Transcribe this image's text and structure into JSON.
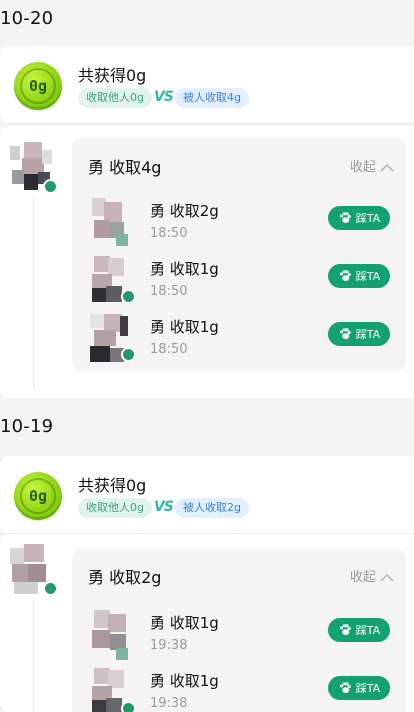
{
  "colors": {
    "accent_green": "#14a172",
    "pill_green_text": "#3e9f7c",
    "pill_blue_text": "#3f7fd8",
    "muted": "#9a9a9a"
  },
  "days": [
    {
      "date": "10-20",
      "coin_text": "0g",
      "total_text": "共获得0g",
      "collected_others": "收取他人0g",
      "vs": "VS",
      "collected_by_others": "被人收取4g",
      "group": {
        "title": "勇 收取4g",
        "collapse_label": "收起",
        "records": [
          {
            "title": "勇 收取2g",
            "time": "18:50",
            "button": "踩TA"
          },
          {
            "title": "勇 收取1g",
            "time": "18:50",
            "button": "踩TA"
          },
          {
            "title": "勇 收取1g",
            "time": "18:50",
            "button": "踩TA"
          }
        ]
      }
    },
    {
      "date": "10-19",
      "coin_text": "0g",
      "total_text": "共获得0g",
      "collected_others": "收取他人0g",
      "vs": "VS",
      "collected_by_others": "被人收取2g",
      "group": {
        "title": "勇 收取2g",
        "collapse_label": "收起",
        "records": [
          {
            "title": "勇 收取1g",
            "time": "19:38",
            "button": "踩TA"
          },
          {
            "title": "勇 收取1g",
            "time": "19:38",
            "button": "踩TA"
          }
        ]
      }
    }
  ]
}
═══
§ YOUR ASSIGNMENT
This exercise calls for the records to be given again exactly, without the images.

§ RESULT OF THIS EXERCISE
Transcribe this image's text and structure into JSON.
{
  "colors": {
    "accent_green": "#14a172",
    "pill_green_text": "#3e9f7c",
    "pill_blue_text": "#3f7fd8",
    "muted": "#9a9a9a"
  },
  "days": [
    {
      "date": "10-20",
      "coin_text": "0g",
      "total_text": "共获得0g",
      "collected_others": "收取他人0g",
      "vs": "VS",
      "collected_by_others": "被人收取4g",
      "group": {
        "title": "勇 收取4g",
        "collapse_label": "收起",
        "records": [
          {
            "title": "勇 收取2g",
            "time": "18:50",
            "button": "踩TA"
          },
          {
            "title": "勇 收取1g",
            "time": "18:50",
            "button": "踩TA"
          },
          {
            "title": "勇 收取1g",
            "time": "18:50",
            "button": "踩TA"
          }
        ]
      }
    },
    {
      "date": "10-19",
      "coin_text": "0g",
      "total_text": "共获得0g",
      "collected_others": "收取他人0g",
      "vs": "VS",
      "collected_by_others": "被人收取2g",
      "group": {
        "title": "勇 收取2g",
        "collapse_label": "收起",
        "records": [
          {
            "title": "勇 收取1g",
            "time": "19:38",
            "button": "踩TA"
          },
          {
            "title": "勇 收取1g",
            "time": "19:38",
            "button": "踩TA"
          }
        ]
      }
    }
  ]
}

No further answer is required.